  2. Train your employees on how to spot a phishing emailAs a CFC cyber policyholder, you can get free access to a range of risk management tools, including CyberRiskAware, an e-learning tool focusing on phishing attacks. This valuable tool teaches people within your business to be more vigilant when in comes to opening attachments, clicking on links, transferring money, or sending sensitive information. To find out more about it, including instructions on how to access it, click here.
  3. Prepare for operational disruption in advancePut simply, prepare for the worst. As with so many cyber incidents, time is of the essence so ensure you have an incident response plan in place, a template for which you can access for free as a CFC cyber policyholder. And as ever, if you believe that one of your employees has fallen victim or that you are experiencing any kind of cyber event, notify CFC as soon as possible so that we can help you.
  4. Finally, be vigilantWhat’s becoming clear as this pandemic plays out is that cybercriminals are shifting tactics daily. If you see something on social media or receive an unsolicited email that seems too good to be true, it probably is. Aside from learning how to spot phishing emails, make sure to do your research, use reputable companies, and follow-up requests for money or information with a phone call using a number from a separate, trusted source.

Source: www.cfcunderwriting.com


How to Stay Safe Online

The last couple of years has seen a surge in cyber events affecting businesses of all sizes. With the growing volume and sophistication of online threats like viruses, ransomware, and phishing scams, it’s important to know the proper practices to stay safe online.

From paying attention to browser warnings to being mindful of app permissions, a few small changes can make a big difference when it comes to cybersecurity. That’s why CFC’s in-house cyber claims and incident response team has assembled this handy infographic, which contains oodles of easy, actionable tips on things you can do – today – to become more secure.
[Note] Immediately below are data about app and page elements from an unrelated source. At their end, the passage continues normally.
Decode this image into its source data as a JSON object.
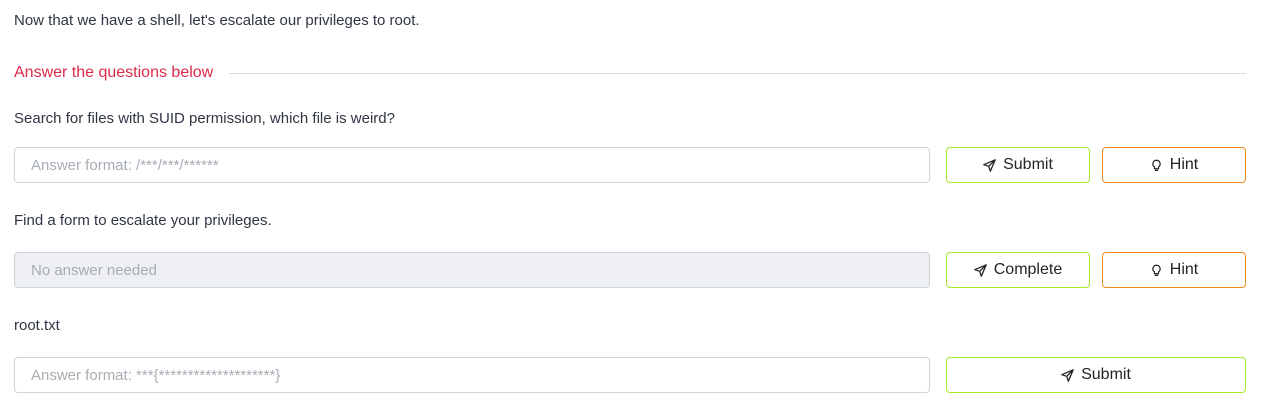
{
  "intro_text": "Now that we have a shell, let's escalate our privileges to root.",
  "section": {
    "title": "Answer the questions below"
  },
  "questions": [
    {
      "text": "Search for files with SUID permission, which file is weird?",
      "placeholder": "Answer format: /***/***/******",
      "value": "",
      "submit_label": "Submit",
      "hint_label": "Hint"
    },
    {
      "text": "Find a form to escalate your privileges.",
      "placeholder": "No answer needed",
      "value": "",
      "submit_label": "Complete",
      "hint_label": "Hint"
    },
    {
      "text": "root.txt",
      "placeholder": "Answer format: ***{********************}",
      "value": "",
      "submit_label": "Submit"
    }
  ],
  "colors": {
    "heading": "#dc2a4a",
    "submit_border": "#a3ea2a",
    "hint_border": "#ef8a1f"
  },
  "icons": {
    "submit": "paper-plane-icon",
    "hint": "lightbulb-icon"
  }
}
Click here to download the full infographic below.

Source: www.cfcunderwriting.com


Anatomy of a Cyber Policy

Cyber insurance policies tend to be modular in nature, meaning that they consist of a variety of different coverage areas and, for many, that has led to confusion around how exactly this cover fits together to create a uniform whole.

To help explain this further, CFC has dissected their cyber policy section by section to show how each part of this body of coverage functions.

Click here to download the full info-graphic below.

Source: www.cfc.com

 


Blog

FOLLOW OUR BLOG

Receive notifications of new posts automatically.



ABEX - AFFILIATED BROKERS EXCHANGE IS ON FACEBOOK.

Like us on Facebook

Connect with us on LinkedIn